## Task prompt
What you return should match the entries below exactly, only without the images.

(Website and app data records)

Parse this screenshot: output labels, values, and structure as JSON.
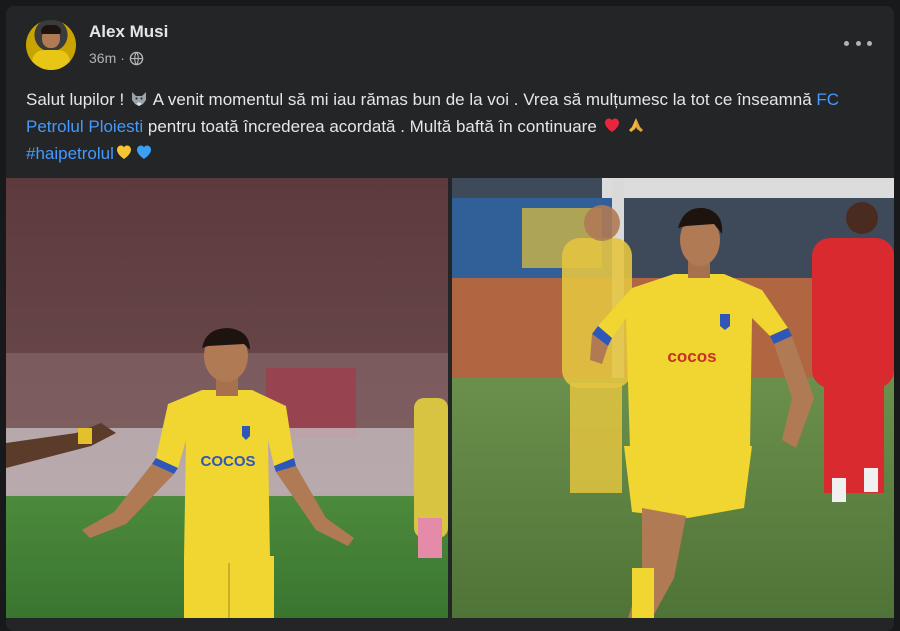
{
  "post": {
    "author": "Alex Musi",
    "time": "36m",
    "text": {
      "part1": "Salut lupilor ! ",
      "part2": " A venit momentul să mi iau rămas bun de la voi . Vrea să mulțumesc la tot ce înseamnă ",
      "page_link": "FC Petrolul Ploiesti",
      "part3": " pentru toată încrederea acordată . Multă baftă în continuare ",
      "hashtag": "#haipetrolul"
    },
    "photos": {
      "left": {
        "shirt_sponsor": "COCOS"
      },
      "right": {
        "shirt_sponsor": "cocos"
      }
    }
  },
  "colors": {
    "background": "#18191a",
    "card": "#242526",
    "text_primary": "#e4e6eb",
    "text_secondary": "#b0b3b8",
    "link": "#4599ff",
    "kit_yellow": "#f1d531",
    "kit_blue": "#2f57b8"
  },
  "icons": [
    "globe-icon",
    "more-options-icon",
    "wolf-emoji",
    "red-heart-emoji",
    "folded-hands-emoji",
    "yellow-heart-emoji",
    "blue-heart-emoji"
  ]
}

## Task answer
Parse this screenshot: output labels, values, and structure as JSON.
{
  "post": {
    "author": "Alex Musi",
    "time": "36m",
    "text": {
      "part1": "Salut lupilor ! ",
      "part2": " A venit momentul să mi iau rămas bun de la voi . Vrea să mulțumesc la tot ce înseamnă ",
      "page_link": "FC Petrolul Ploiesti",
      "part3": " pentru toată încrederea acordată . Multă baftă în continuare ",
      "hashtag": "#haipetrolul"
    },
    "photos": {
      "left": {
        "shirt_sponsor": "COCOS"
      },
      "right": {
        "shirt_sponsor": "cocos"
      }
    }
  },
  "colors": {
    "background": "#18191a",
    "card": "#242526",
    "text_primary": "#e4e6eb",
    "text_secondary": "#b0b3b8",
    "link": "#4599ff",
    "kit_yellow": "#f1d531",
    "kit_blue": "#2f57b8"
  },
  "icons": [
    "globe-icon",
    "more-options-icon",
    "wolf-emoji",
    "red-heart-emoji",
    "folded-hands-emoji",
    "yellow-heart-emoji",
    "blue-heart-emoji"
  ]
}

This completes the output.